Aggregate is a collective term for the mineral materials such as sand, gravel and crushed stone thatare used with a binding medium (such as water, bitumen, portland cement, lime, etc.) to form
compound materials (such as asphalt concrete and portland cement concrete). Aggregate is also usedfor base and subbase courses for both flexible and rigid pavements.
Aggregates can either be natural or manufactured. Natural aggregates are generally extracted from larger rock formations through an open excavation (quarry). Extracted rock is typically reduced tousable sizes by mechanical crushing. Manufactured aggregate is often the byproduct of other manufacturing industries.
The main characteristics of aggregate that affect the performance of fresh and hardened concrete are:
• Shape and texture
• Mineralogy and coatings
• Strength and stiffness
• Maximum size
• Specific gravity or relative density
Aggregates must be relatively clean. Vegetation, soft particles, clay lumps, excess dust and vegetablematter may affect performance by quickly degrading, which causes a loss of structural support and/or prevents binder-aggregate bonding.
Determination of clay, silt, and dust in fine and coarse aggregate can be tested by sedimentation method. The aggregate is carefully mixed with water in volumometric cylinder and then let to settle .The clay particles will form layer with different color and structure on the surface of aggregate.
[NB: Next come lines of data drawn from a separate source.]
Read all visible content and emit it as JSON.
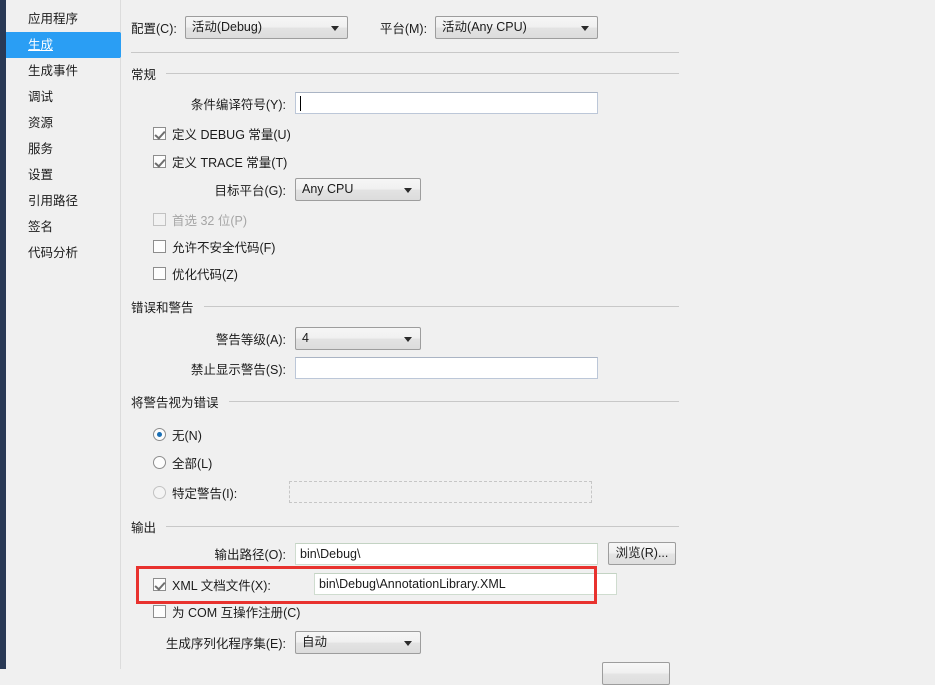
{
  "sidebar": {
    "items": [
      {
        "label": "应用程序",
        "selected": false
      },
      {
        "label": "生成",
        "selected": true
      },
      {
        "label": "生成事件",
        "selected": false
      },
      {
        "label": "调试",
        "selected": false
      },
      {
        "label": "资源",
        "selected": false
      },
      {
        "label": "服务",
        "selected": false
      },
      {
        "label": "设置",
        "selected": false
      },
      {
        "label": "引用路径",
        "selected": false
      },
      {
        "label": "签名",
        "selected": false
      },
      {
        "label": "代码分析",
        "selected": false
      }
    ]
  },
  "toolbar": {
    "configuration_label": "配置(C):",
    "configuration_value": "活动(Debug)",
    "platform_label": "平台(M):",
    "platform_value": "活动(Any CPU)"
  },
  "general": {
    "heading": "常规",
    "conditional_symbols_label": "条件编译符号(Y):",
    "conditional_symbols_value": "",
    "define_debug_label": "定义 DEBUG 常量(U)",
    "define_debug_checked": true,
    "define_trace_label": "定义 TRACE 常量(T)",
    "define_trace_checked": true,
    "target_platform_label": "目标平台(G):",
    "target_platform_value": "Any CPU",
    "prefer32_label": "首选 32 位(P)",
    "prefer32_checked": false,
    "unsafe_label": "允许不安全代码(F)",
    "unsafe_checked": false,
    "optimize_label": "优化代码(Z)",
    "optimize_checked": false
  },
  "errors_warnings": {
    "heading": "错误和警告",
    "warning_level_label": "警告等级(A):",
    "warning_level_value": "4",
    "suppress_warnings_label": "禁止显示警告(S):",
    "suppress_warnings_value": ""
  },
  "treat_warnings": {
    "heading": "将警告视为错误",
    "none_label": "无(N)",
    "all_label": "全部(L)",
    "specific_label": "特定警告(I):",
    "specific_value": "",
    "selected": "none"
  },
  "output": {
    "heading": "输出",
    "output_path_label": "输出路径(O):",
    "output_path_value": "bin\\Debug\\",
    "browse_label": "浏览(R)...",
    "xml_doc_label": "XML 文档文件(X):",
    "xml_doc_checked": true,
    "xml_doc_value": "bin\\Debug\\AnnotationLibrary.XML",
    "com_interop_label": "为 COM 互操作注册(C)",
    "com_interop_checked": false,
    "serialization_label": "生成序列化程序集(E):",
    "serialization_value": "自动"
  },
  "annotation": {
    "color": "#e8322e"
  }
}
Decaying vegetation may result in aggregates being contaminated with organic matter. This material may have a retarding effect on the setting of cementitious material and may result in lower strengths of the hardened material at all ages. Organic impurities can be tested by colorimetric test. Tested aggregate is mixed with sodium hydroxide (NaOH) or potassium hydroxide (KOH) to prepare colored solution. The color of solution is compared with color of standard solution, prepared according the standard. If the color of the test solution is darker than the standard solution, than aggregate have to be reject.